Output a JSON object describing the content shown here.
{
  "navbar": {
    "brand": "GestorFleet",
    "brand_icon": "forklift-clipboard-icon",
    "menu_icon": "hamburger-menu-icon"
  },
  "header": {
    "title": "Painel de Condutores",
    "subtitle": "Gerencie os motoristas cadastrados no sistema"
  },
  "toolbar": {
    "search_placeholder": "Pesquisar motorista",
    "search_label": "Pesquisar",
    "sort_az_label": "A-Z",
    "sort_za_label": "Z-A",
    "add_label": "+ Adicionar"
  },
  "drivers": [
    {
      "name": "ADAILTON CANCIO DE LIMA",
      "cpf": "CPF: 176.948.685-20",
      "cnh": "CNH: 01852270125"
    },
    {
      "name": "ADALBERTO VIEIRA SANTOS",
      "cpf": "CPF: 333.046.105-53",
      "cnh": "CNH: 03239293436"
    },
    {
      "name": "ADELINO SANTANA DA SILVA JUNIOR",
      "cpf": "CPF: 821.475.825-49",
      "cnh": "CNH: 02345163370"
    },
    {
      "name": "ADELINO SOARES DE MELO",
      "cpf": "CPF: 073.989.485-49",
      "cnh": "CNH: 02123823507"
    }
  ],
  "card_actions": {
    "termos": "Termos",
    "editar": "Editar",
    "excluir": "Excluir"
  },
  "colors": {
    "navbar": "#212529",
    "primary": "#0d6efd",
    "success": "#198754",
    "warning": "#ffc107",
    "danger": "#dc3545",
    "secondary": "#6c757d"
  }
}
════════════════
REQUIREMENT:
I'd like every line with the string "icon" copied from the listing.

ANSWER:
    "brand_icon": "forklift-clipboard-icon",
    "menu_icon": "hamburger-menu-icon"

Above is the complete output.